> **WORK TASK**: Where in the material does the word "handle" appear? Copy each line that has it.

*** Begin section ***

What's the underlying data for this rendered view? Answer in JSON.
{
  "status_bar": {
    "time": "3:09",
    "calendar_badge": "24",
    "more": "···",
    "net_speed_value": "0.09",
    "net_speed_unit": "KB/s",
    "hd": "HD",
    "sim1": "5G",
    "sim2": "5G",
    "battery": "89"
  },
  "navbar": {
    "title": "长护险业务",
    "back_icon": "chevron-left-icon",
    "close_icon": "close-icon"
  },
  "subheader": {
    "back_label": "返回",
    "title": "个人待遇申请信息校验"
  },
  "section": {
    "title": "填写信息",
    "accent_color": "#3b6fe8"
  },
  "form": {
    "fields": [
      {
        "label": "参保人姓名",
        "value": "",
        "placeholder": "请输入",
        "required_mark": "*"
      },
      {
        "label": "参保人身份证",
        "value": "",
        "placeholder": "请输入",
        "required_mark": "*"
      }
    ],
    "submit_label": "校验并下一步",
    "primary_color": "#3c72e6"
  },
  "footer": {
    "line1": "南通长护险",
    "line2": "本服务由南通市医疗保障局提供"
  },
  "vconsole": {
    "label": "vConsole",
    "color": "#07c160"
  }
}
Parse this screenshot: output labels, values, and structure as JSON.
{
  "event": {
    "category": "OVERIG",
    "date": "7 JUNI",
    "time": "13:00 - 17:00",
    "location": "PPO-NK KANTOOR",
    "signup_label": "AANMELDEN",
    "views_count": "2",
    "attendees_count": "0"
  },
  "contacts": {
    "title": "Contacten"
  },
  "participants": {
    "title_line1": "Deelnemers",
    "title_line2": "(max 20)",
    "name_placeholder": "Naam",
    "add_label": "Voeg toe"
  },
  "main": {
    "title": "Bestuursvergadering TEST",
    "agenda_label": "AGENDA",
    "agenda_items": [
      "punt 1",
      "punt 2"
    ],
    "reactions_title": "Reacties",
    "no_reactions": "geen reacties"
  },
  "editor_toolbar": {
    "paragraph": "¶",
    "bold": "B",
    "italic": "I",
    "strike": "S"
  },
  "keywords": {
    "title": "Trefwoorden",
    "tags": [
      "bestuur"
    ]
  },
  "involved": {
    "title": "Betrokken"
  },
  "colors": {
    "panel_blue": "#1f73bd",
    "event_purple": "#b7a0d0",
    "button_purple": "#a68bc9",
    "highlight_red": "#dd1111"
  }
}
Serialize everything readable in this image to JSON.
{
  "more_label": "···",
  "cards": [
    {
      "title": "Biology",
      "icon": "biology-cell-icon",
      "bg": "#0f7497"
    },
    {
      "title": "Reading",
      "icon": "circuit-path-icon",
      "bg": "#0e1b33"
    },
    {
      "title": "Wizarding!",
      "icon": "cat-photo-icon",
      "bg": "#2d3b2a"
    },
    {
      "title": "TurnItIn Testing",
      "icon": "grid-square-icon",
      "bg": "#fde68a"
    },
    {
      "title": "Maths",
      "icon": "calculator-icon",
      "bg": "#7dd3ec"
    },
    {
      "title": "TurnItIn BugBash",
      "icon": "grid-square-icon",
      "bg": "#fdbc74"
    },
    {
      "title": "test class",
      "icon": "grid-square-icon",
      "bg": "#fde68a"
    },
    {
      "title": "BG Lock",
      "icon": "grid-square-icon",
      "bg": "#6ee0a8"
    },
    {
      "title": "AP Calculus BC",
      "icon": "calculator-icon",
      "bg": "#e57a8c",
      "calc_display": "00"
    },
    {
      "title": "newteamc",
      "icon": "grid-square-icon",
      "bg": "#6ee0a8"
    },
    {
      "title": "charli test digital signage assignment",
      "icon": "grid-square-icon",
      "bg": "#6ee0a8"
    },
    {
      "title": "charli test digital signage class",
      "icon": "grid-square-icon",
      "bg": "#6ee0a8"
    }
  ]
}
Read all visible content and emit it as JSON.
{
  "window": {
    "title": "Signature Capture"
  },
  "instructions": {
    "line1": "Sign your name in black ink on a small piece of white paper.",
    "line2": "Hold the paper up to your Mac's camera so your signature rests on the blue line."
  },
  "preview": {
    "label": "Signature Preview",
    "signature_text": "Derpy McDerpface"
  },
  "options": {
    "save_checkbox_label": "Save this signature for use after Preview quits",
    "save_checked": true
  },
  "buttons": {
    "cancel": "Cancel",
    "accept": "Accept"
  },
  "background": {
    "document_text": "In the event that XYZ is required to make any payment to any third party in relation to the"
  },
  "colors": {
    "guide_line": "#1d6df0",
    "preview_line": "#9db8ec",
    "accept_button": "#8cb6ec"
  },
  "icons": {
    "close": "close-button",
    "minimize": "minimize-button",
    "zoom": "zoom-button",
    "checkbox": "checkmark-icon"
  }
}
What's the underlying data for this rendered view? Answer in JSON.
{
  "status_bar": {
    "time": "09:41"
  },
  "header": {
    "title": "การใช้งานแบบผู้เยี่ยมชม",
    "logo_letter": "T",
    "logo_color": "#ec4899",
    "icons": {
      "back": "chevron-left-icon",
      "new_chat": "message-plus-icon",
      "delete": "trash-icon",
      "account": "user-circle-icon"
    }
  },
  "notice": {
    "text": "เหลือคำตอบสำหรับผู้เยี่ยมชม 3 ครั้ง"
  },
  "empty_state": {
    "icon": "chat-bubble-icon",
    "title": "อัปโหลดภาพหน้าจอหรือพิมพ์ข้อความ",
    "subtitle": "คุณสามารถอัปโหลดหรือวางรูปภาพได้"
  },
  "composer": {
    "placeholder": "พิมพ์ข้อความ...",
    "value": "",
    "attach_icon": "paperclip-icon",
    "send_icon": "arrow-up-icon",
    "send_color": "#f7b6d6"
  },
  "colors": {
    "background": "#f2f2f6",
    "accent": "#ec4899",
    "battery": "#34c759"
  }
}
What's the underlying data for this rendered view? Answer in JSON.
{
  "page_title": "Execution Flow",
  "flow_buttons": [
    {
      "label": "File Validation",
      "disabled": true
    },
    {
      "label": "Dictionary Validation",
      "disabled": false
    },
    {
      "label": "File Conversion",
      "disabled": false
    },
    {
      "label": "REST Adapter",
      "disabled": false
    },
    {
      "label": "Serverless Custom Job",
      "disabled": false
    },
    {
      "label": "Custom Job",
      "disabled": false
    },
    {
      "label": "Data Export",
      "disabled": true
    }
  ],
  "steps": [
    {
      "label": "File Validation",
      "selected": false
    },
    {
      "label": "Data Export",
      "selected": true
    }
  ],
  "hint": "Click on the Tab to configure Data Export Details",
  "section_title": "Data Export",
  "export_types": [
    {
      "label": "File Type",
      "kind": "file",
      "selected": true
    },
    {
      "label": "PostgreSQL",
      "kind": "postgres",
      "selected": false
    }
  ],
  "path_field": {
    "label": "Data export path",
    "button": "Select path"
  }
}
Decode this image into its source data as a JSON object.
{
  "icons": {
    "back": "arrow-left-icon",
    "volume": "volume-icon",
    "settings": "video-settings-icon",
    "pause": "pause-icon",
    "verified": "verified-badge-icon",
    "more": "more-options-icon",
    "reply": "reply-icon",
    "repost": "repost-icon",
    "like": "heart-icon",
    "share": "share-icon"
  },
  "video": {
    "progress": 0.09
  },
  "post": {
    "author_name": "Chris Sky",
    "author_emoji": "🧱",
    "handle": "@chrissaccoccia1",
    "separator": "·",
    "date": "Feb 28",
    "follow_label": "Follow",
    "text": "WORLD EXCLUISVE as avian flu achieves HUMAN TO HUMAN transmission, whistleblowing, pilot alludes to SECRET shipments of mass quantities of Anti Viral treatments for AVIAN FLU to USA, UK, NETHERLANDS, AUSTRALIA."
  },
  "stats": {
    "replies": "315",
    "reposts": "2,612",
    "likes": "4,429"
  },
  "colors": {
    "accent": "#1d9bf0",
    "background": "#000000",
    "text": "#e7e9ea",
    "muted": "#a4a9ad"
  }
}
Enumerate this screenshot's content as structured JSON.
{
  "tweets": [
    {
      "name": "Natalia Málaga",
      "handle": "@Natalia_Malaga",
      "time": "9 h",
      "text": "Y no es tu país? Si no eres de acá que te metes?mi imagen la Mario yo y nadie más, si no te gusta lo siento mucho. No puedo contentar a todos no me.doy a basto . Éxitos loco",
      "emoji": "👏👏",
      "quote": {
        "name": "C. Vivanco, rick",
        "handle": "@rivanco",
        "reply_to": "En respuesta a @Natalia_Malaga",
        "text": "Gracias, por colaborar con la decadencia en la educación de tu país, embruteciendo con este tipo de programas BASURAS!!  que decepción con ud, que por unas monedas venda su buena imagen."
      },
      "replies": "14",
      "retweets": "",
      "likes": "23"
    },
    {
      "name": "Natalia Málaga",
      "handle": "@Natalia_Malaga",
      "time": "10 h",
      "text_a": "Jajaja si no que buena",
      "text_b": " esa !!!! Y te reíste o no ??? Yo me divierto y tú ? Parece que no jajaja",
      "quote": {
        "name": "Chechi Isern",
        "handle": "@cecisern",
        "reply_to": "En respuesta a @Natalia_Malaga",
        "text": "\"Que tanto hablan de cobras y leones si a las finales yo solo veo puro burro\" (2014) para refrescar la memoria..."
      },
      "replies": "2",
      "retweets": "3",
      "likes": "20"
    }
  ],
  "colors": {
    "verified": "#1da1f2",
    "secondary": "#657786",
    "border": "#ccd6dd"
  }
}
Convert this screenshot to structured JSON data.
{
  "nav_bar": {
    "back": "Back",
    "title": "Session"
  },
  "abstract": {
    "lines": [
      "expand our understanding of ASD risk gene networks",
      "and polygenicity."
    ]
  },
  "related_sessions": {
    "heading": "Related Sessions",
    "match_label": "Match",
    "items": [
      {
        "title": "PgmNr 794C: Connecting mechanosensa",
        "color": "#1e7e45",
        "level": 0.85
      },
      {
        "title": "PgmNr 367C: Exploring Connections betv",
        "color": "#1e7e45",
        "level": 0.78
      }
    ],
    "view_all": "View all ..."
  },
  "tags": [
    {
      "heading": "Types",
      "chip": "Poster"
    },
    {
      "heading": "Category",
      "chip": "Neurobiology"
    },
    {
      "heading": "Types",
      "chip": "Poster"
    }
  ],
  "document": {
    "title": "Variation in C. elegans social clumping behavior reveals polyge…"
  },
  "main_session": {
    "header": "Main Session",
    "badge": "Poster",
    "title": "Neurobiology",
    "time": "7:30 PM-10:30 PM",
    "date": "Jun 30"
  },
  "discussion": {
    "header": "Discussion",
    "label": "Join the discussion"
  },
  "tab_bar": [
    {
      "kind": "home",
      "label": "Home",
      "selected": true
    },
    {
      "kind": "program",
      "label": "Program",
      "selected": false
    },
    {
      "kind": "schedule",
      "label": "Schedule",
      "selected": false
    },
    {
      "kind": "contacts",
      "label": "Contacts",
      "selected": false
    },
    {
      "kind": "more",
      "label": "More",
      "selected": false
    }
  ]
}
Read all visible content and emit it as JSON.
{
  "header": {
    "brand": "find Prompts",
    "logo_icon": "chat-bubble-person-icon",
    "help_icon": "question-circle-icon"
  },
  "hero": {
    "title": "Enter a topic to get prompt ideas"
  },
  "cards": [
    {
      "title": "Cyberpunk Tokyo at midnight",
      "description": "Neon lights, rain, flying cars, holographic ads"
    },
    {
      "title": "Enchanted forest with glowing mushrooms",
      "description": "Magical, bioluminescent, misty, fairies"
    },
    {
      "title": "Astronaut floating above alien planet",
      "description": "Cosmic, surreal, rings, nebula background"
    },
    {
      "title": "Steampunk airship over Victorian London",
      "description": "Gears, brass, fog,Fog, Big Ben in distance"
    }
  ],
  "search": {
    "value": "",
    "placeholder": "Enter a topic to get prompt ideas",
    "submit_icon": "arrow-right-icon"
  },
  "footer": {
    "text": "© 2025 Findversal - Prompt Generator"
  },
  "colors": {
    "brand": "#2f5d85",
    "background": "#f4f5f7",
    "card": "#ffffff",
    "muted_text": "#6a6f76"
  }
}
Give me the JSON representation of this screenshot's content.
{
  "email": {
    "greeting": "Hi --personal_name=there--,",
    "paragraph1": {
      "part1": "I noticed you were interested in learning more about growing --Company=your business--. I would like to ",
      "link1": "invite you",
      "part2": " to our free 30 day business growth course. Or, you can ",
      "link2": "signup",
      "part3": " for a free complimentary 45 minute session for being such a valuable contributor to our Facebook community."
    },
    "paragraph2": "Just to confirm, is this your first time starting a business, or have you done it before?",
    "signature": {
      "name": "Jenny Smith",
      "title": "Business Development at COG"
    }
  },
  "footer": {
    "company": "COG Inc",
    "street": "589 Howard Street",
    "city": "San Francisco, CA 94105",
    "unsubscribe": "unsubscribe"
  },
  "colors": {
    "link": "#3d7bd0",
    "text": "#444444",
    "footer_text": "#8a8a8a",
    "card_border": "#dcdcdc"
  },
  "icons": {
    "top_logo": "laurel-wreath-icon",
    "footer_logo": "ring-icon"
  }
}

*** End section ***

> **TASK SOLUTION**:
    "handle": "@chrissaccoccia1",
      "handle": "@Natalia_Malaga",
        "handle": "@rivanco",
      "handle": "@Natalia_Malaga",
        "handle": "@cecisern",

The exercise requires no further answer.